You’ve seen the shows and perused the shops. Now it’s time to check out some of the other intriguing attractions in Myrtle Beach.
Group travelers love Myrtle Beach for a host of reasons. This South Carolina destination has miles of sandy shores, as well as the large number of hotel, dining, shopping and activity options that go along with beach destinations. Groups can get their fill of whatever they crave — from daytime golf to evening entertainment — with plenty of free time in between.
If your group has traveled to the area before and would enjoy doing it again, consider offering them some new opportunities while they’re there. A number of interesting nature experiences and soft adventure tours have been developed throughout the Grand Strand in recent years, and groups will find a variety of ways to enjoy themselves both on land and on water.
Wildlife and Wild Times
Land-based adventures in Myrtle Beach run the gamut from exotic-animal encounters to racecar-driving experiences. Among the most unusual attractions in the area is T.I.G.E.R.S. Preservation Station at Barefoot Landing in North Myrtle Beach.
“It’s owned by a man who trained a lot of animals for television and movies, and created this place where those animals can go to retire,” said Kimberly Miles, spokeswoman for the Myrtle Beach Area Convention and Visitors Bureau. “When you go to visit, it’s like a safari in the U.S.”
The Preservation Station is known for its tigers, with a menagerie of Bengal tigers, royal white tigers, Siberian tigers and a golden tabby tiger, which is said to be one of the rarest tigers in the world. Guests will also see a liger, which is a rare crossbreed of a lion and a tiger.
Animal lovers can have a number of hands-on experiences with the resident creatures. Many visitors enjoy petting and bottle-feeding the tiger cubs being raised at the facility. Groups can also pet wolves, feed elephants and interact with an orangutan, which swims in its own private pool.
The Myrtle Beach Speedway recently introduced a new way for travelers to have interactive experiences. The NASCAR Racing Experience puts participants in the driver’s seat of a racecar.
“You can actually ride or drive in a real NASCAR racecar,” Miles said. “If you want to drive the car, you have to take a short class because the cars have a manual transmission. They have professional drivers who will drive you around if you prefer not to do it yourself. It’s become a really popular alternate activity for groups.”
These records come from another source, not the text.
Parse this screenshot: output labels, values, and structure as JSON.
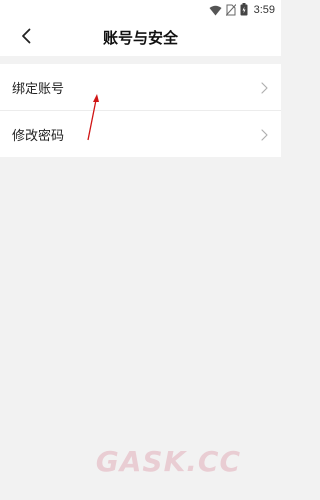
{
  "status_bar": {
    "time": "3:59",
    "icons": [
      "wifi-icon",
      "no-sim-icon",
      "battery-icon"
    ]
  },
  "header": {
    "title": "账号与安全",
    "back_icon": "chevron-left-icon"
  },
  "settings": {
    "items": [
      {
        "label": "绑定账号",
        "icon": "chevron-right-icon"
      },
      {
        "label": "修改密码",
        "icon": "chevron-right-icon"
      }
    ]
  },
  "watermark": {
    "text": "GASK.CC"
  },
  "colors": {
    "background": "#f2f2f2",
    "surface": "#ffffff",
    "annotation": "#d01515",
    "watermark": "#d98a9a"
  }
}
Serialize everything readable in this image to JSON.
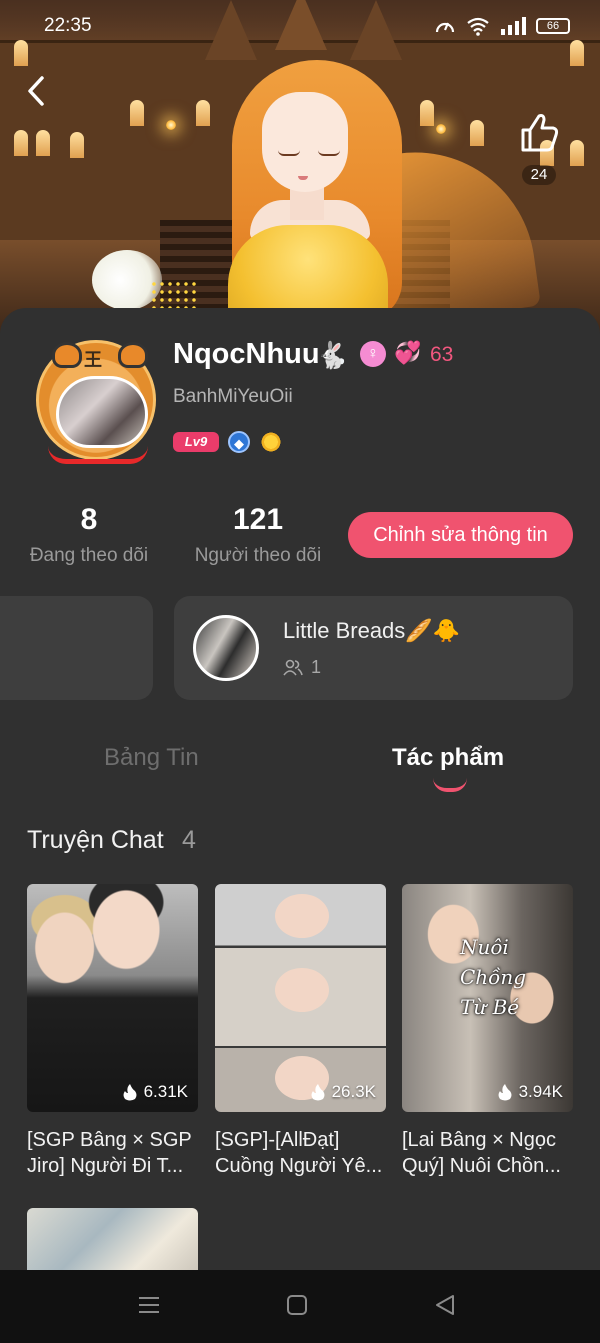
{
  "status_bar": {
    "time": "22:35",
    "battery": "66"
  },
  "header": {
    "like_count": "24"
  },
  "profile": {
    "display_name": "NqocNhuu",
    "name_emoji": "🐇",
    "gender_symbol": "♀",
    "heart_emoji": "💞",
    "heart_count": "63",
    "handle": "BanhMiYeuOii",
    "level_badge": "Lv9",
    "tiger_mark": "王"
  },
  "stats": {
    "following_count": "8",
    "following_label": "Đang theo dõi",
    "followers_count": "121",
    "followers_label": "Người theo dõi",
    "edit_button": "Chỉnh sửa thông tin"
  },
  "group": {
    "name": "Little Breads🥖🐥",
    "members": "1"
  },
  "tabs": [
    {
      "label": "Bảng Tin",
      "active": false
    },
    {
      "label": "Tác phẩm",
      "active": true
    }
  ],
  "section": {
    "title": "Truyện Chat",
    "count": "4"
  },
  "stories": [
    {
      "title": "[SGP Bâng × SGP Jiro] Người Đi T...",
      "views": "6.31K"
    },
    {
      "title": "[SGP]-[AllĐạt] Cuồng Người Yê...",
      "views": "26.3K"
    },
    {
      "title": "[Lai Bâng × Ngọc Quý] Nuôi Chồn...",
      "views": "3.94K",
      "cover_text": "Nuôi Chồng Từ Bé"
    }
  ],
  "colors": {
    "accent": "#f0536f",
    "background": "#303030",
    "card": "#3e3e3e",
    "muted": "#9a9a9a"
  }
}
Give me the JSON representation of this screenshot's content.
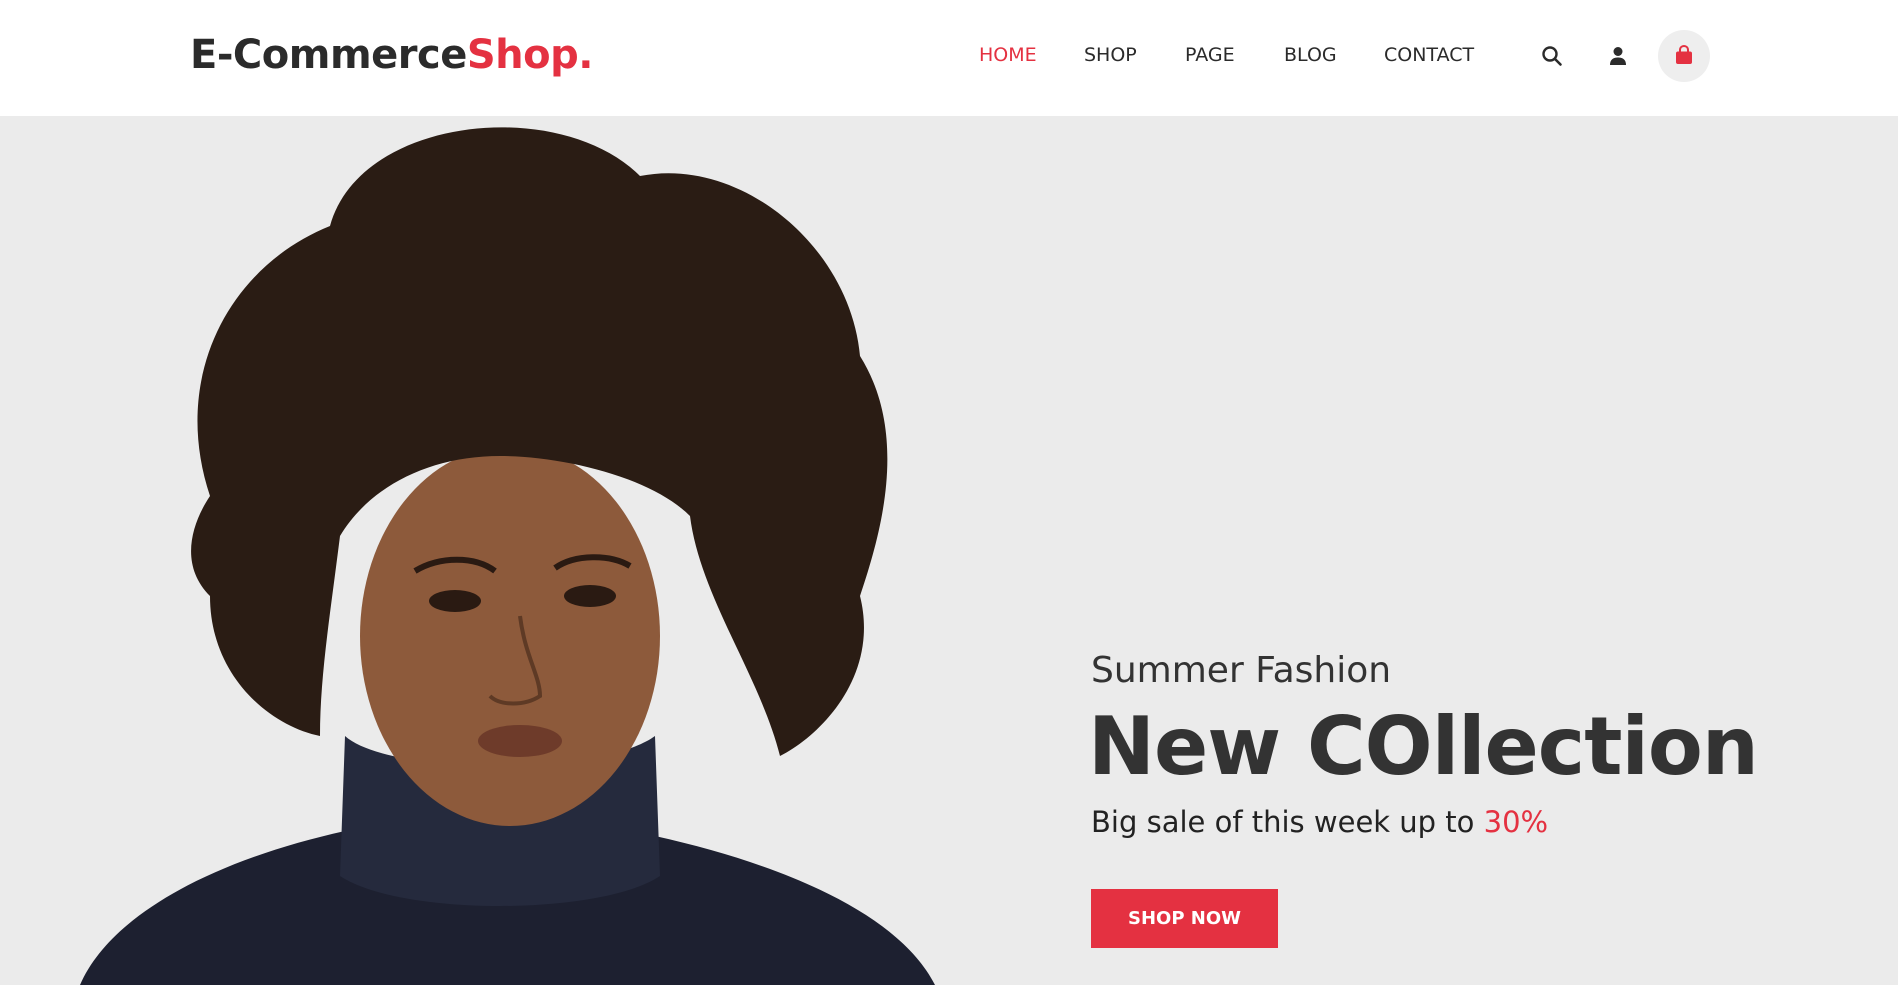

Unlike some other racing programs that have drivers making their way around an empty track, the NASCAR Racing Experience allows groups of visitors to take cars out on the track together and race each other. Drivers start by meeting with a crew chief, who teaches them the basics of racing; they then strap themselves into their cars. An in-car radio system allows them to communicate with the crew chief as they drive. Drivers get up to 40 laps to race each other, with no pace car, speed limits or passing restrictions to get in the way.
For a more leisurely land-based experience, groups that visit Myrtle Beach can take shag dancing lessons. The Carolina shag is a dance that originated in the area in the 1940s and remains the official state dance of South Carolina.
“There are a number of shag clubs where you can go and learn how to do the dance,” Miles said. “You can take lessons and then stick around and dance with people who know how to do it well. It’s a great local-flair activity.”